Discrete Functions

Permutations and Combinations

Summary Permutations and Combinations

The Permutation Function

The permutation function is defined as:

P(n, k) =


Examples:


P(6, 3)= = = = 6(5)(4) = 120.  
P(9, 2)= = = = 9(8) = 72.  
P(7, 1)= = = 7  
P(10, 10)= = = = 10! = 3628800.  

The permutation function yields the number of ways that n distinct items can be arranged in k spots. For example, P(7, 3) = = 210. We can see that this yields the number of ways 7 items can be arranged in 3 spots -- there are 7 possibilities for the first spot, 6 for the second, and 5 for the third, for a total of 7(6)(5):

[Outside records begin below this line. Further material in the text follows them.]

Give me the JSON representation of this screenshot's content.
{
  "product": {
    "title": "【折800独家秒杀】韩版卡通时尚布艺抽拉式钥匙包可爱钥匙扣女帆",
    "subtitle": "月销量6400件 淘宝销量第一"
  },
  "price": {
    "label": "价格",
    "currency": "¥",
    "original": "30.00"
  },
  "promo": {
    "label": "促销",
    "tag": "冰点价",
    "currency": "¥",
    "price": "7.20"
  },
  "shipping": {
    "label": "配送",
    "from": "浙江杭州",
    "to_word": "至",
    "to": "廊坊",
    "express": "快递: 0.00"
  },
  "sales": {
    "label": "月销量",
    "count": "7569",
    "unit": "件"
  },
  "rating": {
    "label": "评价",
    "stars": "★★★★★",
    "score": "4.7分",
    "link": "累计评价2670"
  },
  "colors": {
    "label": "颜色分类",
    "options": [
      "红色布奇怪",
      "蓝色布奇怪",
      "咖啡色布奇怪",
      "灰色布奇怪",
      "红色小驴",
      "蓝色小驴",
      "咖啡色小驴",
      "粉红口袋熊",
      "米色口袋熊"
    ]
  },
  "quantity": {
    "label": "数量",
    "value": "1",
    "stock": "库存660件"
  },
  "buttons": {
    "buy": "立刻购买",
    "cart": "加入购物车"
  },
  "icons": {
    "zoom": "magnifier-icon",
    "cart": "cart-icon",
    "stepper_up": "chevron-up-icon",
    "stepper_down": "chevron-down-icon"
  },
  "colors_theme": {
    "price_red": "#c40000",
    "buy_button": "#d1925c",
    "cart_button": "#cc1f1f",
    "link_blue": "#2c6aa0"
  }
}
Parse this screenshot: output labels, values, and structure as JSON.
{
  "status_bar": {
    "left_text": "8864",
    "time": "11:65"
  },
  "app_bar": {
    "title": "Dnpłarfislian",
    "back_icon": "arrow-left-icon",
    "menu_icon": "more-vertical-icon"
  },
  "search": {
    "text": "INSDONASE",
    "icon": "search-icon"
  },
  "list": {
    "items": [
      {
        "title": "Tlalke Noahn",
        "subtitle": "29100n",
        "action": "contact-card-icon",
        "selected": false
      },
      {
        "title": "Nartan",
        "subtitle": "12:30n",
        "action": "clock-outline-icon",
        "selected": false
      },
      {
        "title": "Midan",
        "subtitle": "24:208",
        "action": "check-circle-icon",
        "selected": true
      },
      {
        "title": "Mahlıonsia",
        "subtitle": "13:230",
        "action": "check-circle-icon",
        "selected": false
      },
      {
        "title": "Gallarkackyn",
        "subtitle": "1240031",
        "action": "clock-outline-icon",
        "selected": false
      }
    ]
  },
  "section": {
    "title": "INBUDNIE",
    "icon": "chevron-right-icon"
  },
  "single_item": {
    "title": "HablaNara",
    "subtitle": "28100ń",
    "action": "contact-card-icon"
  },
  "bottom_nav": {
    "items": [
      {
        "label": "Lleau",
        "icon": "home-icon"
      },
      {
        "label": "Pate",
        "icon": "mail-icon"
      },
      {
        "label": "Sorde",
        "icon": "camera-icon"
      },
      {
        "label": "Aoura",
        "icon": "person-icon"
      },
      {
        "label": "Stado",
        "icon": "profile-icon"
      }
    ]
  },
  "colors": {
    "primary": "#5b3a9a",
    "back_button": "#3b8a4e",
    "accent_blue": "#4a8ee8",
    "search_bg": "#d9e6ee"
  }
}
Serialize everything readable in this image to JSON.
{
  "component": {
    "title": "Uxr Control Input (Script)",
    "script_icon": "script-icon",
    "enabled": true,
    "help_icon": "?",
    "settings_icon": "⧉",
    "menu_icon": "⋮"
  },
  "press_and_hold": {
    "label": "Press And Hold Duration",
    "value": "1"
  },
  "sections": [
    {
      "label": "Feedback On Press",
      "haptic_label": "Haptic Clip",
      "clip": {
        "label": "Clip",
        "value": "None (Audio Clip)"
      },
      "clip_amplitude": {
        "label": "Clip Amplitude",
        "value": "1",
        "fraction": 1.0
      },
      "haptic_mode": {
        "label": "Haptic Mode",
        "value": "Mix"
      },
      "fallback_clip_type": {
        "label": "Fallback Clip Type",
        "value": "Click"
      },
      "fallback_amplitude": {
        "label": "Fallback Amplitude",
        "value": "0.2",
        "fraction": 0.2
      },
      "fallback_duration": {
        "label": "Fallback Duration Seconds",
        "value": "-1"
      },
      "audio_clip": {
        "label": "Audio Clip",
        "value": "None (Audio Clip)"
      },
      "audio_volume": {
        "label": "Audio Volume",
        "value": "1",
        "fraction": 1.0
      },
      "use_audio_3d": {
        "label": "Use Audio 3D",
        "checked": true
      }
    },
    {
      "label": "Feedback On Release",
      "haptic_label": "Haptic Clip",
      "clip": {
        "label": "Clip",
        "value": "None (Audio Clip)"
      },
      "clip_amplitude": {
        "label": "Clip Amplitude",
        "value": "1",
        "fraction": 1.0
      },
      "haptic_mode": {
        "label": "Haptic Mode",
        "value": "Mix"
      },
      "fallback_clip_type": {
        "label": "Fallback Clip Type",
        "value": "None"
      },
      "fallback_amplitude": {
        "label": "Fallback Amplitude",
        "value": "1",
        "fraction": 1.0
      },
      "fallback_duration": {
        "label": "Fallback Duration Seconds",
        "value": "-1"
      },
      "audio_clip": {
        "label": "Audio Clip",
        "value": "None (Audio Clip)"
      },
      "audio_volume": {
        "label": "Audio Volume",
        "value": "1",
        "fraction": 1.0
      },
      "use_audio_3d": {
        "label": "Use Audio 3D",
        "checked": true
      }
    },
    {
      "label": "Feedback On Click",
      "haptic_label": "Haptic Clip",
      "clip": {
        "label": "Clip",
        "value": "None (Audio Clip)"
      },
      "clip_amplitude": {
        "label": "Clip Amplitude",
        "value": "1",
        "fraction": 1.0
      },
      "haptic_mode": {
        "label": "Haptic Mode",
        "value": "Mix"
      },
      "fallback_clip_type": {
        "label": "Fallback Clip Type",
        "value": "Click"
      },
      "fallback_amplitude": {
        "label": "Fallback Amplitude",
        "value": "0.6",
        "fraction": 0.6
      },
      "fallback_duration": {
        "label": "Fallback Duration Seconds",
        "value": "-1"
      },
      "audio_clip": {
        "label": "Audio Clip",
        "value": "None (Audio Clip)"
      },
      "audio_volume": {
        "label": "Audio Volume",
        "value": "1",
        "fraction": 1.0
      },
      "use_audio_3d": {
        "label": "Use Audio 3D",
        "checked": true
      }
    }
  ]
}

P(7, 3) = = 7(6)(5).


Example: The coach of a basketball team is picking among 11 players for the 5 different positions in his starting lineup. How many different lineups can he pick?

P(11, 5) = = = 55440 different lineups.

The Combination Function

The combination function is defined as:

C(n, k) =


Examples:


C(6, 3)= = = 20.  
C(9, 2)= = = 36.  
C(7, 1)= = = 7.  
C(10, 10)= = = 1.